TO DO:
For the string "Credit", find every matching line in the records and copy it.

☆ ☆ ☆ ☆

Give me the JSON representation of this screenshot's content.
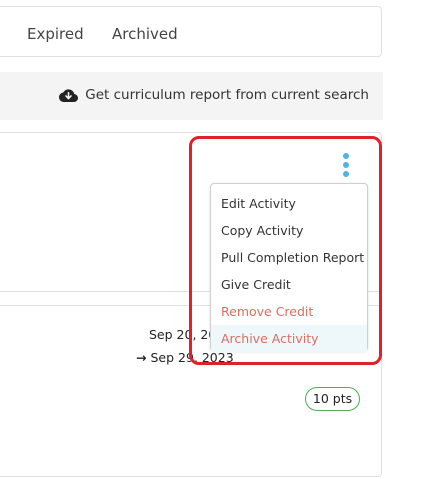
{
  "tabs": [
    {
      "label": "Expired"
    },
    {
      "label": "Archived"
    }
  ],
  "report_bar": {
    "icon": "cloud-download-icon",
    "label": "Get curriculum report from current search"
  },
  "activity": {
    "menu_icon": "vertical-ellipsis-icon",
    "start_date": "Sep 20, 20",
    "end_date": "Sep 29, 2023",
    "points_badge": "10 pts"
  },
  "context_menu": {
    "items": [
      {
        "label": "Edit Activity"
      },
      {
        "label": "Copy Activity"
      },
      {
        "label": "Pull Completion Report"
      },
      {
        "label": "Give Credit"
      },
      {
        "label": "Remove Credit"
      },
      {
        "label": "Archive Activity"
      }
    ]
  },
  "colors": {
    "accent": "#4fb3e8",
    "danger": "#e06b5f",
    "highlight": "#e0202a",
    "badge_border": "#4caf50",
    "hover_bg": "#eef8fb"
  }
}
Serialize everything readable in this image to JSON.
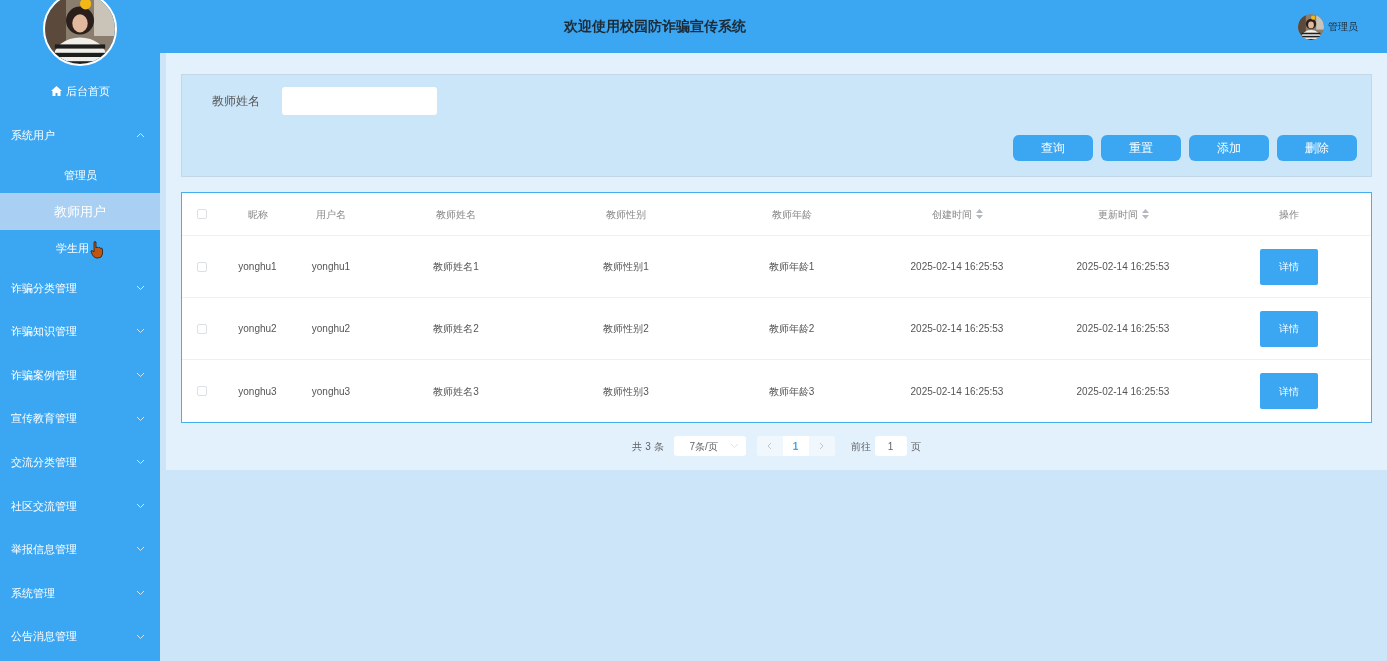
{
  "header": {
    "title": "欢迎使用校园防诈骗宣传系统",
    "user": {
      "name": "管理员"
    }
  },
  "sidebar": {
    "home": "后台首页",
    "menus": [
      {
        "label": "系统用户",
        "expanded": true,
        "children": [
          {
            "label": "管理员",
            "selected": false
          },
          {
            "label": "教师用户",
            "selected": true
          },
          {
            "label": "学生用",
            "selected": false,
            "cursor": true
          }
        ]
      },
      {
        "label": "诈骗分类管理",
        "expanded": false
      },
      {
        "label": "诈骗知识管理",
        "expanded": false
      },
      {
        "label": "诈骗案例管理",
        "expanded": false
      },
      {
        "label": "宣传教育管理",
        "expanded": false
      },
      {
        "label": "交流分类管理",
        "expanded": false
      },
      {
        "label": "社区交流管理",
        "expanded": false
      },
      {
        "label": "举报信息管理",
        "expanded": false
      },
      {
        "label": "系统管理",
        "expanded": false
      },
      {
        "label": "公告消息管理",
        "expanded": false
      }
    ]
  },
  "search": {
    "label": "教师姓名",
    "buttons": [
      "查询",
      "重置",
      "添加",
      "删除"
    ]
  },
  "table": {
    "all_checked": false,
    "columns": [
      {
        "label": "昵称",
        "kind": "plain"
      },
      {
        "label": "用户名",
        "kind": "plain"
      },
      {
        "label": "教师姓名",
        "kind": "plain"
      },
      {
        "label": "教师性别",
        "kind": "plain"
      },
      {
        "label": "教师年龄",
        "kind": "plain"
      },
      {
        "label": "创建时间",
        "kind": "sortable"
      },
      {
        "label": "更新时间",
        "kind": "sortable"
      },
      {
        "label": "操作",
        "kind": "plain"
      }
    ],
    "rows": [
      {
        "checked": false,
        "cells": [
          "yonghu1",
          "yonghu1",
          "教师姓名1",
          "教师性别1",
          "教师年龄1",
          "2025-02-14 16:25:53",
          "2025-02-14 16:25:53"
        ],
        "action": "详情"
      },
      {
        "checked": false,
        "cells": [
          "yonghu2",
          "yonghu2",
          "教师姓名2",
          "教师性别2",
          "教师年龄2",
          "2025-02-14 16:25:53",
          "2025-02-14 16:25:53"
        ],
        "action": "详情"
      },
      {
        "checked": false,
        "cells": [
          "yonghu3",
          "yonghu3",
          "教师姓名3",
          "教师性别3",
          "教师年龄3",
          "2025-02-14 16:25:53",
          "2025-02-14 16:25:53"
        ],
        "action": "详情"
      }
    ]
  },
  "pagination": {
    "total": "共 3 条",
    "page_size": "7条/页",
    "pages": [
      {
        "label": "1",
        "selected": true
      }
    ],
    "goto_label": "前往",
    "goto_value": "1",
    "page_suffix": "页"
  }
}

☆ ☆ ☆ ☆

ANSWER BELOW:
        "label": "Give Credit"
        "label": "Remove Credit"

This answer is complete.